LACEY STRACHAN – For more information please contact Lacey Strachan at Strachan@taxlitigator.com. Ms. Strachan is a senior tax attorney at Hochman, Salkin, Rettig, Toscher & Perez, P.C. and represents clients throughout the United States and elsewhere in complex civil tax litigation and criminal tax prosecutions (jury and non-jury). She represents U.S. taxpayers in litigation before both federal and state courts, including the federal district courts, the U.S. Tax Court, the U.S. Court of Federal Claims, and the Ninth Circuit Court of Appeals. Ms. Strachan has experience in a wide range of complex tax cases, including cases involving technical valuation issues. She routinely represents and advises U.S. taxpayers in foreign and domestic voluntary disclosures, sensitive issue civil tax examinations where substantial civil penalty issues or possible assertions of fraudulent conduct may arise, and in defending criminal tax fraud investigations and prosecutions. Additional information is available at http://www.taxlitigator.com.
[i] The direct link to the Opinions Search page is: http://www.ustaxcourt.gov/USTCInOP/OpinionSearch.aspx

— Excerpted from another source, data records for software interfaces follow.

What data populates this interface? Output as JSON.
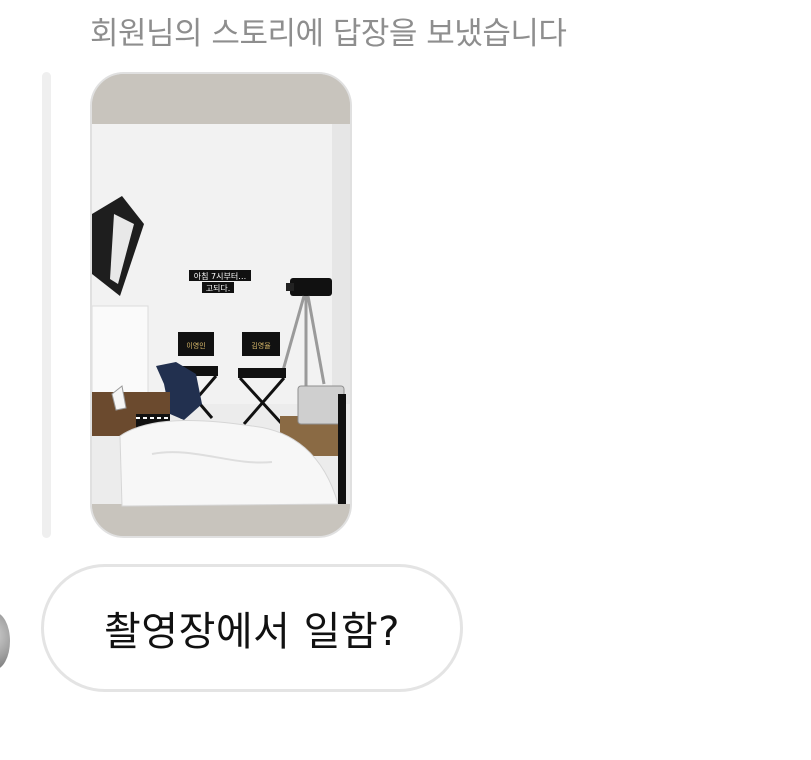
{
  "header": {
    "reply_text": "회원님의 스토리에 답장을 보냈습니다"
  },
  "story": {
    "overlay_line1": "아침 7시부터…",
    "overlay_line2": "고되다.",
    "chair_left_name": "이영인",
    "chair_right_name": "김영율"
  },
  "message": {
    "text": "촬영장에서 일함?"
  },
  "colors": {
    "header_text": "#8e8e8e",
    "bubble_border": "#e4e4e4",
    "message_text": "#111111"
  }
}
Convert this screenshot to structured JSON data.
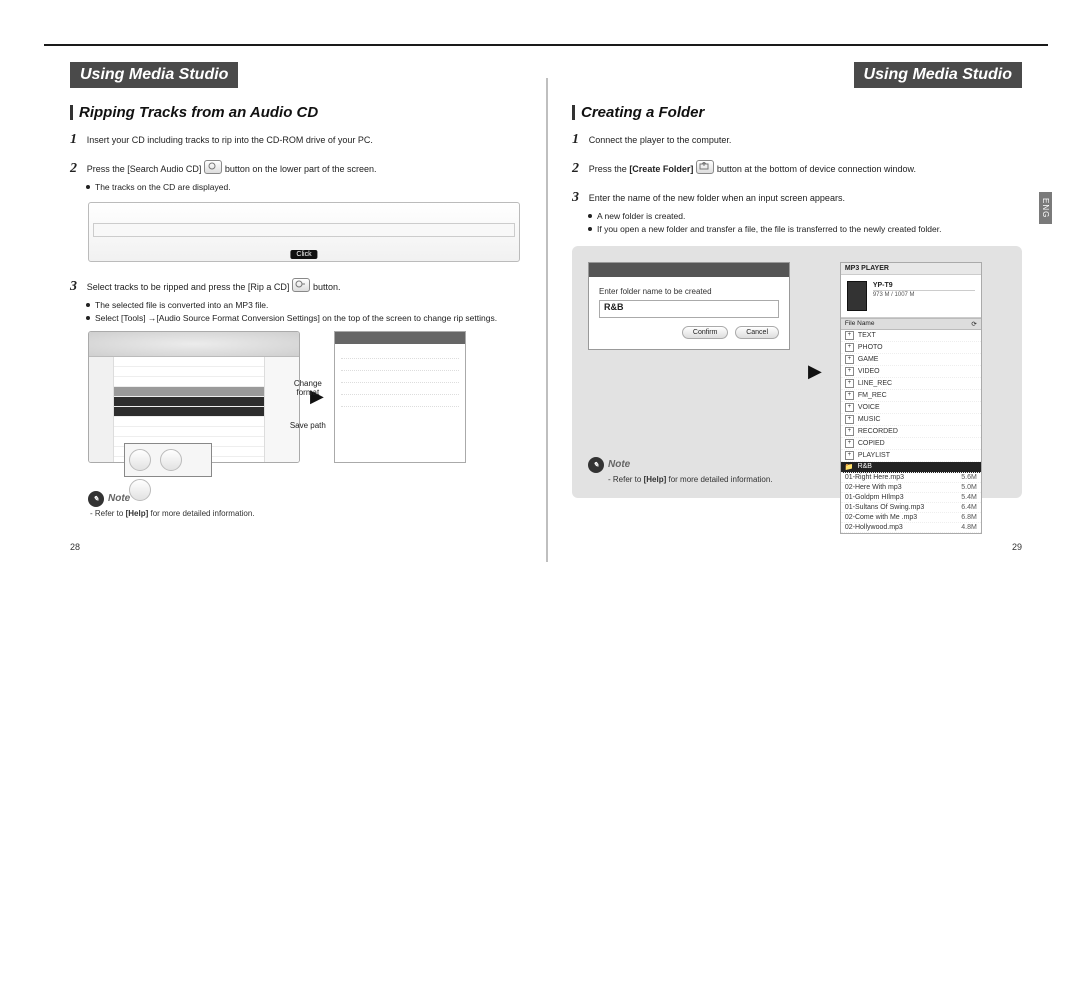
{
  "doc": {
    "lang_tab": "ENG",
    "header_title": "Using Media Studio",
    "left": {
      "page": "28",
      "subtitle": "Ripping Tracks from an Audio CD",
      "step1": "Insert your CD including tracks to rip into the CD-ROM drive of your PC.",
      "step2_pre": "Press the [Search Audio CD]",
      "step2_post": "button on the lower part of the screen.",
      "step2_b1": "The tracks on the CD are displayed.",
      "fig1_click": "Click",
      "step3_pre": "Select tracks to be ripped and press the [Rip a CD]",
      "step3_post": "button.",
      "step3_b1": "The selected file is converted into an MP3 file.",
      "step3_b2": "Select [Tools] →[Audio Source Format Conversion Settings] on the top of the screen to change rip settings.",
      "ann_change": "Change format",
      "ann_save": "Save path",
      "note_label": "Note",
      "note_text_pre": "- Refer to ",
      "note_text_bold": "[Help]",
      "note_text_post": " for more detailed information."
    },
    "right": {
      "page": "29",
      "subtitle": "Creating a Folder",
      "step1": "Connect the player to the computer.",
      "step2_pre": "Press the ",
      "step2_bold": "[Create Folder]",
      "step2_post": " button at the bottom of device connection window.",
      "step3": "Enter the name of the new folder when an input screen appears.",
      "step3_b1": "A new folder is created.",
      "step3_b2": "If you open a new folder and transfer a file, the file is transferred to the newly created folder.",
      "dialog": {
        "label": "Enter folder name to be created",
        "input": "R&B",
        "confirm": "Confirm",
        "cancel": "Cancel"
      },
      "tree": {
        "title": "MP3 PLAYER",
        "device": "YP-T9",
        "capacity": "973 M / 1007 M",
        "col_file": "File Name",
        "folders": [
          "TEXT",
          "PHOTO",
          "GAME",
          "VIDEO",
          "LINE_REC",
          "FM_REC",
          "VOICE",
          "MUSIC",
          "RECORDED",
          "COPIED",
          "PLAYLIST"
        ],
        "selected_folder": "R&B",
        "files": [
          {
            "n": "01-Right Here.mp3",
            "s": "5.6M"
          },
          {
            "n": "02-Here With mp3",
            "s": "5.0M"
          },
          {
            "n": "01-Goldpm HIlmp3",
            "s": "5.4M"
          },
          {
            "n": "01-Sultans Of Swing.mp3",
            "s": "6.4M"
          },
          {
            "n": "02-Come with Me .mp3",
            "s": "6.8M"
          },
          {
            "n": "02-Hollywood.mp3",
            "s": "4.8M"
          }
        ]
      },
      "note_label": "Note",
      "note_text_pre": "- Refer to ",
      "note_text_bold": "[Help]",
      "note_text_post": " for more detailed information."
    }
  }
}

[vi] The Tax Court website includes a “Taxpayer Information” section (http://www.ustaxcourt.gov/taxpayer_info_intro.htm) that provides information on how to file a petition to begin a Tax Court case and an overview of how the Tax Court process works. The Tax Court also provides information about fees (http://www.ustaxcourt.gov/fees.htm) and sample forms for certain filings (http://www.ustaxcourt.gov/forms.htm).
[vii] The direct link to the Practitioner’s Guide to Electronic Case Access and Filing is: http://www.ustaxcourt.gov/eaccess/Practitioners_Guide_to_eAccess_and_eFiling.pdf